- Exclusive funding. Funders help drive the creation and shape of research, but they often fund white-led research institutions before or instead of funding communities of color directly. Without stipulations on whether to dedicate resources, or how much, to community collaborators, funding white-led institutions excludes people with lived experience and organizations with invaluable community connections who don’t meet the prerequisites or capacity to receive funding.
As for “exclusive funding”, I know that in science, at least, the two major funding agencies, The National Institutes of Health and the National Science Foundation, are making huge efforts to fund underrepresented groups as well as promote research in the area of DEI. And a study that everyone ignores showed that an analysis of grant scoring of NIH applications showed no evidence for racial or gender bias. Despite Francis Collins’s assertion, the NIH, at least, seems to harbor no tangible “structural bias”.
I can’t speak for the humanities or sociology, but, knowing academia, I suspect that, like the NSF and NIH, they’re eager to fund minority investigators, hire minority faculty, and study problems of inequality.
As Jilani notes, Farrell’s statement provoked Sarah Wartell, President of the Urban Institute, to issue this statement on September 23 (Farrell’s post went up three days before). It is clearly meant as pushback against Farrell’s claims.
Statement by Sarah Rosen Wartell, President of the Urban Institute
Urban Institute researchers are independent and empowered to share their views and recommendations shaped by their work. Posts on Urban Wire, Urban’s blog, and other products represent individual authors’ views and not Urban policy. The Urban Institute does not take positions on public policy issues.
As an organization, the Urban Institute continuously strives to conduct rigorous, objective research to improve lives and communities. That rigor is a hallmark of what we do. Many researchers at the Urban Institute have been considering how to shape and evolve the research and communications processes to ensure that our work is inclusive and respectful, trying to understand how assumptions and biases may influence our work.

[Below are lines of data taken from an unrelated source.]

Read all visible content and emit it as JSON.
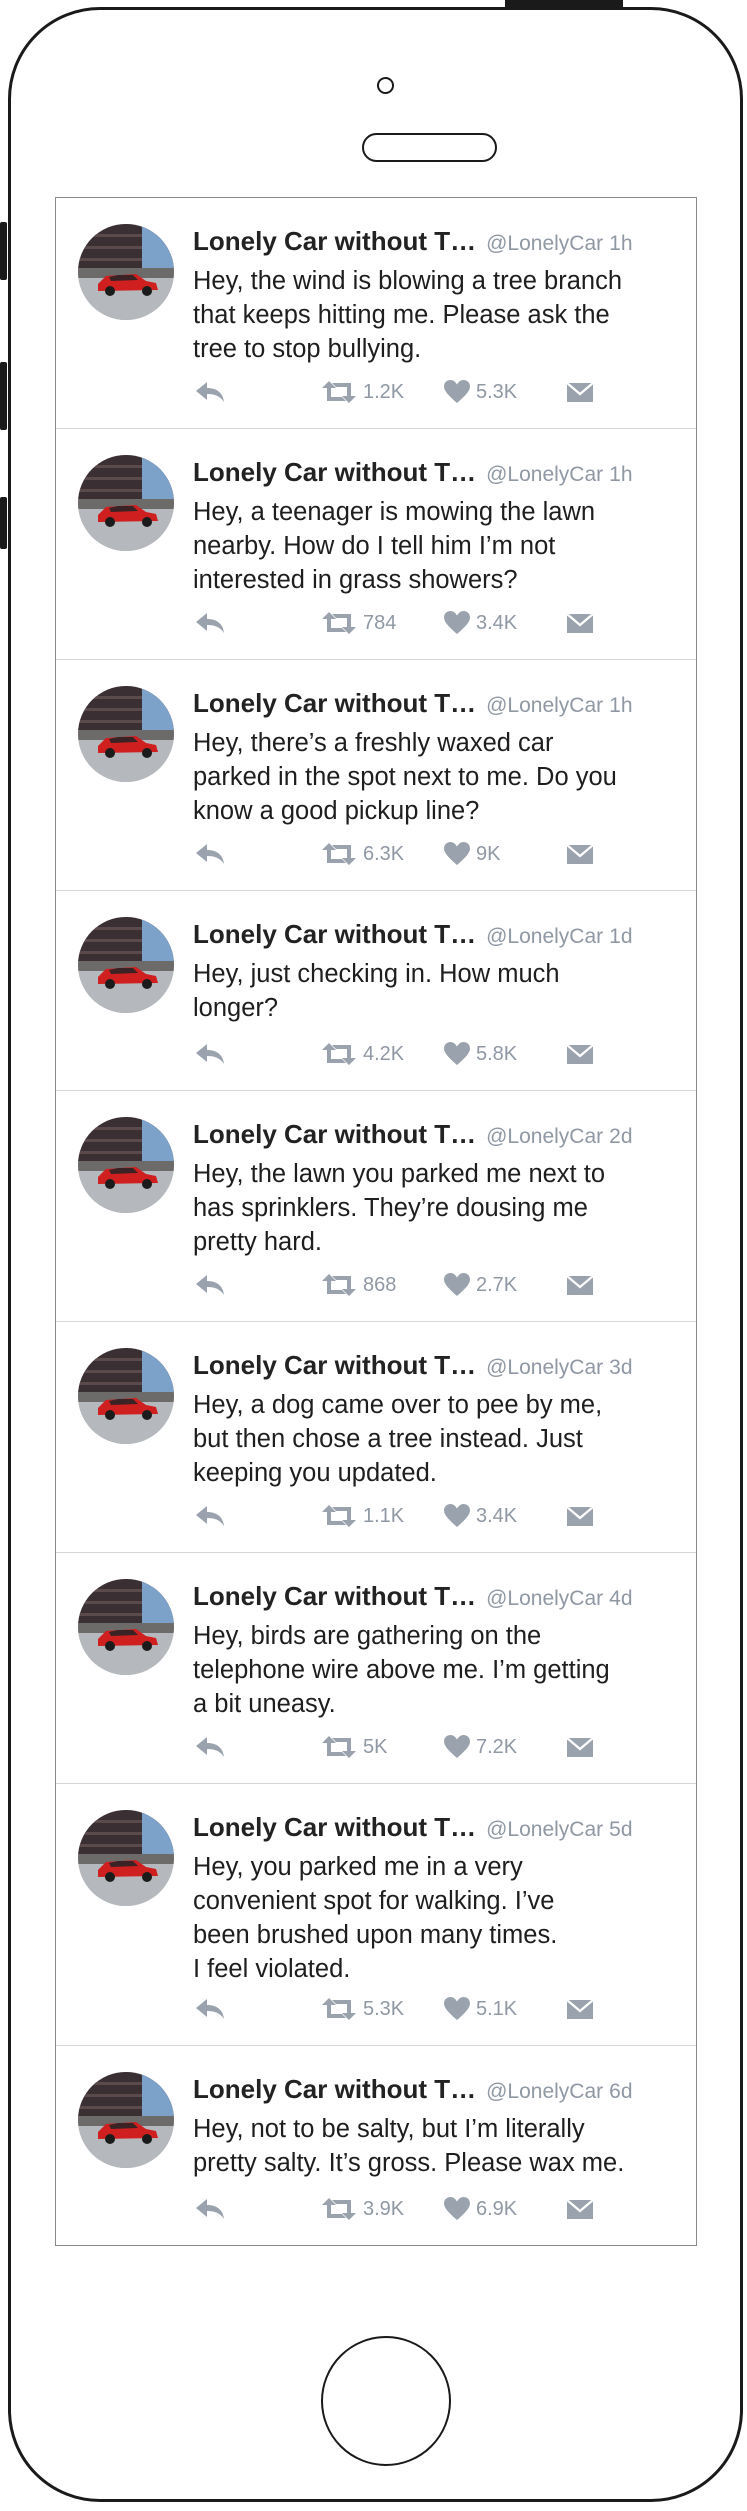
{
  "account": {
    "name": "Lonely Car without T…",
    "handle": "@LonelyCar"
  },
  "colors": {
    "icon_gray": "#9aa3ad",
    "text": "#1e1e1e",
    "meta": "#8f98a3",
    "divider": "#d7d7d7"
  },
  "icons": [
    "reply-icon",
    "retweet-icon",
    "heart-icon",
    "direct-message-icon"
  ],
  "tweets": [
    {
      "age": "1h",
      "text": "Hey, the wind is blowing a tree branch\nthat keeps hitting me. Please ask the\ntree to stop bullying.",
      "retweets": "1.2K",
      "likes": "5.3K"
    },
    {
      "age": "1h",
      "text": "Hey, a teenager is mowing the lawn\nnearby. How do I tell him I’m not\ninterested in grass showers?",
      "retweets": "784",
      "likes": "3.4K"
    },
    {
      "age": "1h",
      "text": "Hey, there’s a freshly waxed car\nparked in the spot next to me. Do you\nknow a good pickup line?",
      "retweets": "6.3K",
      "likes": "9K"
    },
    {
      "age": "1d",
      "text": "Hey, just checking in. How much\nlonger?",
      "retweets": "4.2K",
      "likes": "5.8K"
    },
    {
      "age": "2d",
      "text": "Hey, the lawn you parked me next to\nhas sprinklers. They’re dousing me\npretty hard.",
      "retweets": "868",
      "likes": "2.7K"
    },
    {
      "age": "3d",
      "text": "Hey, a dog came over to pee by me,\nbut then chose a tree instead. Just\nkeeping you updated.",
      "retweets": "1.1K",
      "likes": "3.4K"
    },
    {
      "age": "4d",
      "text": "Hey, birds are gathering on the\ntelephone wire above me. I’m getting\na bit uneasy.",
      "retweets": "5K",
      "likes": "7.2K"
    },
    {
      "age": "5d",
      "text": "Hey, you parked me in a very\nconvenient spot for walking. I’ve\nbeen brushed upon many times.\nI feel violated.",
      "retweets": "5.3K",
      "likes": "5.1K"
    },
    {
      "age": "6d",
      "text": "Hey, not to be salty, but I’m literally\npretty salty. It’s gross. Please wax me.",
      "retweets": "3.9K",
      "likes": "6.9K"
    }
  ]
}
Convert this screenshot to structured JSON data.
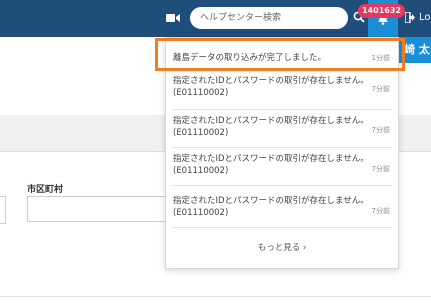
{
  "header": {
    "search_placeholder": "ヘルプセンター検索",
    "notification_badge": "1401632",
    "logout_label": "Lo",
    "user_name": "崎 太"
  },
  "form": {
    "city_label": "市区町村"
  },
  "notifications": {
    "items": [
      {
        "text": "離島データの取り込みが完了しました。",
        "time": "1分前"
      },
      {
        "text_line1": "指定されたIDとパスワードの取引が存在しません。",
        "text_line2": "(E01110002)",
        "time": "7分前"
      },
      {
        "text_line1": "指定されたIDとパスワードの取引が存在しません。",
        "text_line2": "(E01110002)",
        "time": "7分前"
      },
      {
        "text_line1": "指定されたIDとパスワードの取引が存在しません。",
        "text_line2": "(E01110002)",
        "time": "7分前"
      },
      {
        "text_line1": "指定されたIDとパスワードの取引が存在しません。",
        "text_line2": "(E01110002)",
        "time": "7分前"
      }
    ],
    "more_label": "もっと見る ›"
  },
  "colors": {
    "topbar": "#1f4e7a",
    "accent": "#1a8fd6",
    "badge": "#e8365d",
    "highlight": "#f47b20"
  },
  "icons": [
    "video-icon",
    "search-icon",
    "bell-icon",
    "logout-icon"
  ]
}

We aim to be a trusted source for insights that help decisionmakers better understand today’s challenges and for evidence that inspires solutions.
What Wartell is doing here is asserting the hegemony of objectivity and rigor in her Institute’s research, implicitly denying Farrell’s accusations. She was forced to do this because, as Jilani notes, Farrell was undermining the credibility of her own employer, the Urban Institute.

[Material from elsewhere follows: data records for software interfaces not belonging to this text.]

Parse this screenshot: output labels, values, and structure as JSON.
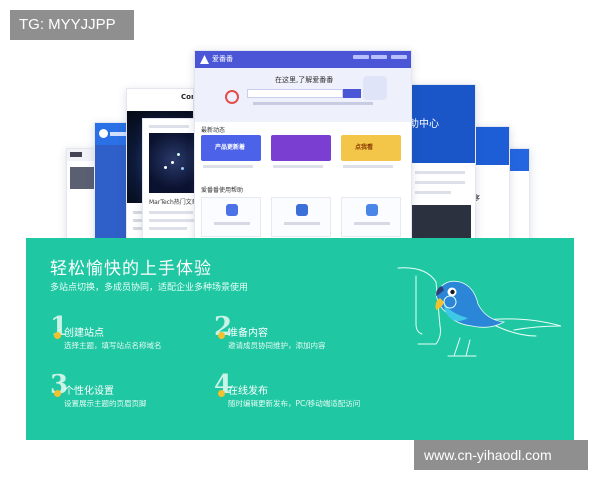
{
  "watermark_tag": "TG: MYYJJPP",
  "watermark_url": "www.cn-yihaodl.com",
  "mockups": {
    "convert_card_text": "Conv",
    "main_card_brand": "爱番番",
    "main_hero_title": "在这里,了解爱番番",
    "main_section_label": "最新动态",
    "main_banner_1": "产品更新着",
    "main_banner_2": "",
    "main_banner_3": "点我看",
    "main_section_label_2": "爱番番使用帮助",
    "help_center_text": "助中心",
    "right_card_text": "序",
    "list_card_text": "MarTech热门文章"
  },
  "panel": {
    "title": "轻松愉快的上手体验",
    "subtitle": "多站点切换，多成员协同，适配企业多种场景使用",
    "features": [
      {
        "num": "1",
        "name": "创建站点",
        "desc": "选择主题，填写站点名称域名"
      },
      {
        "num": "2",
        "name": "准备内容",
        "desc": "邀请成员协同维护，添加内容"
      },
      {
        "num": "3",
        "name": "个性化设置",
        "desc": "设置展示主题的页眉页脚"
      },
      {
        "num": "4",
        "name": "在线发布",
        "desc": "随时编辑更新发布，PC/移动端适配访问"
      }
    ]
  },
  "colors": {
    "panel_green": "#1fc7a3",
    "accent_yellow": "#f2c12e",
    "nav_indigo": "#4a56d6",
    "help_blue": "#1a56c7"
  }
}
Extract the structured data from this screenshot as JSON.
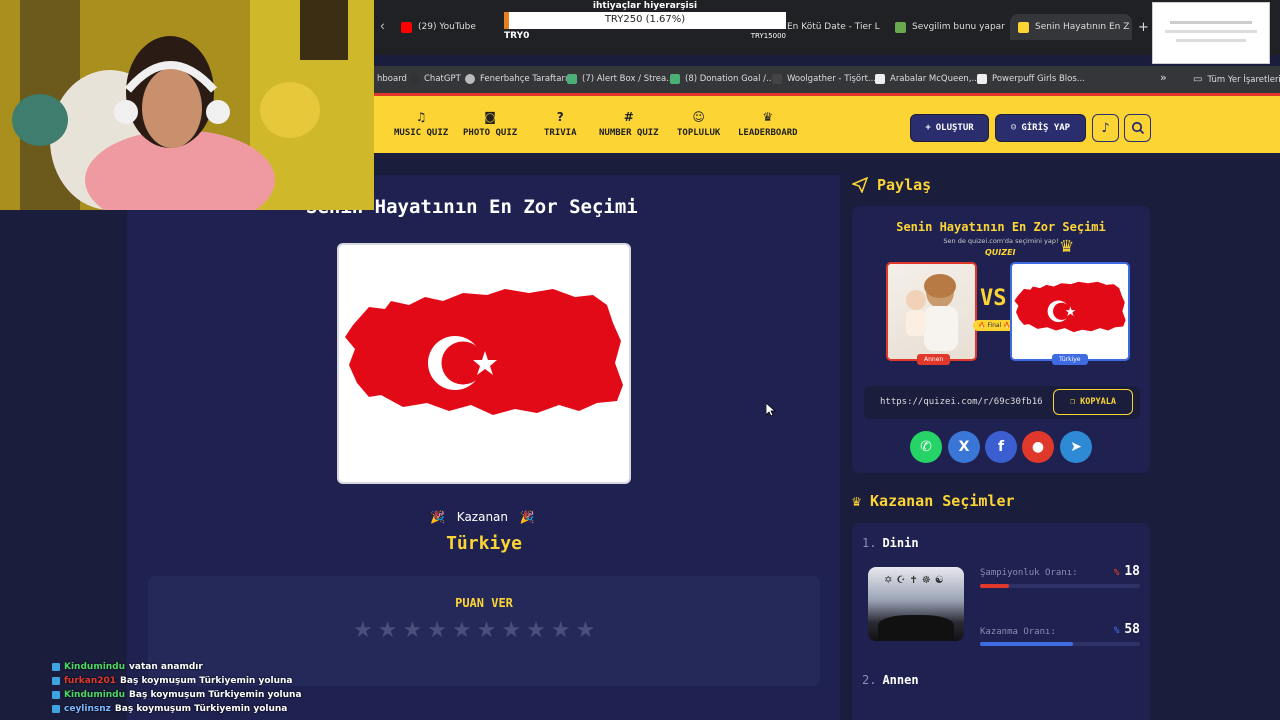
{
  "browser": {
    "tabs": [
      {
        "label": "(29) YouTube",
        "color": "#ff0000"
      },
      {
        "label": "En Kötü Date - Tier L",
        "color": "#f0c040"
      },
      {
        "label": "Sevgilim bunu yapar",
        "color": "#6aa84f"
      },
      {
        "label": "Senin Hayatının En Z",
        "color": "#fcd535"
      }
    ],
    "new_tab": "+",
    "bookmarks": [
      {
        "label": "hboard"
      },
      {
        "label": "ChatGPT"
      },
      {
        "label": "Fenerbahçe Taraftarı..."
      },
      {
        "label": "(7) Alert Box / Strea..."
      },
      {
        "label": "(8) Donation Goal /..."
      },
      {
        "label": "Woolgather - Tişört..."
      },
      {
        "label": "Arabalar McQueen,..."
      },
      {
        "label": "Powerpuff Girls Blos..."
      }
    ],
    "bookmarks_more": "»",
    "all_bookmarks": "Tüm Yer İşaretleri"
  },
  "donation_goal": {
    "title": "ihtiyaçlar hiyerarşisi",
    "value": "TRY250 (1.67%)",
    "min": "TRY0",
    "max": "TRY15000",
    "progress": 0.0167
  },
  "nav": {
    "items": [
      {
        "label": "MUSIC QUIZ",
        "icon": "music-icon"
      },
      {
        "label": "PHOTO QUIZ",
        "icon": "camera-icon"
      },
      {
        "label": "TRIVIA",
        "icon": "question-icon"
      },
      {
        "label": "NUMBER QUIZ",
        "icon": "hash-icon"
      },
      {
        "label": "TOPLULUK",
        "icon": "users-icon"
      },
      {
        "label": "LEADERBOARD",
        "icon": "trophy-icon"
      }
    ],
    "create_label": "OLUŞTUR",
    "login_label": "GİRİŞ YAP"
  },
  "main": {
    "title": "Senin Hayatının En Zor Seçimi",
    "kazanan_label": "Kazanan",
    "winner_name": "Türkiye",
    "rating_title": "PUAN VER",
    "stars": 10
  },
  "share": {
    "heading": "Paylaş",
    "card_title": "Senin Hayatının En Zor Seçimi",
    "card_subtitle": "Sen de quizei.com'da seçimini yap!",
    "brand": "QUIZEI",
    "vs": "VS",
    "final_label": "Final",
    "left_tag": "Annen",
    "right_tag": "Türkiye",
    "url": "https://quizei.com/r/69c30fb16",
    "copy_label": "KOPYALA",
    "socials": [
      {
        "name": "whatsapp",
        "color": "#25d366",
        "glyph": "✆"
      },
      {
        "name": "x",
        "color": "#3a76d6",
        "glyph": "X"
      },
      {
        "name": "facebook",
        "color": "#3b5ed0",
        "glyph": "f"
      },
      {
        "name": "reddit",
        "color": "#e0382b",
        "glyph": "●"
      },
      {
        "name": "telegram",
        "color": "#2f8ad6",
        "glyph": "➤"
      }
    ]
  },
  "winners": {
    "heading": "Kazanan Seçimler",
    "items": [
      {
        "rank": "1.",
        "name": "Dinin",
        "champ_label": "Şampiyonluk Oranı:",
        "champ_pct": "%",
        "champ_value": "18",
        "win_label": "Kazanma Oranı:",
        "win_pct": "%",
        "win_value": "58"
      },
      {
        "rank": "2.",
        "name": "Annen"
      }
    ]
  },
  "chat": [
    {
      "user": "Kindumindu",
      "color": "#4cd964",
      "msg": "vatan anamdır"
    },
    {
      "user": "furkan201",
      "color": "#e0382b",
      "msg": "Baş koymuşum Türkiyemin yoluna"
    },
    {
      "user": "Kindumindu",
      "color": "#4cd964",
      "msg": "Baş koymuşum Türkiyemin yoluna"
    },
    {
      "user": "ceylinsnz",
      "color": "#7ab8ff",
      "msg": "Baş koymuşum Türkiyemin yoluna"
    }
  ]
}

All too often the claims that research is rotten with bigotry comes without supporting evidence, and what “evidence” is offered is often the misleading assertions of another person. Of course some researchers are bigots—how could they not be given that their humans. But the notion that the foundations of scholarly research are being consumed by racist termites is ludicrous to anyone who’s familiar with “non-Woke” scholarship as, for example, practiced by scientists. The research that is dubious, is, in fact, the kind of research that Farrell wants to see: tendentious and ideologically motivated “studies” whose conclusions are determined before the work is done.
For a related take on how universities are transitioning from “teaching to [ideological] training”, read the article below by Justin Sider in The Chronicle of Higher Education. Click on the screenshot (h/t Ben):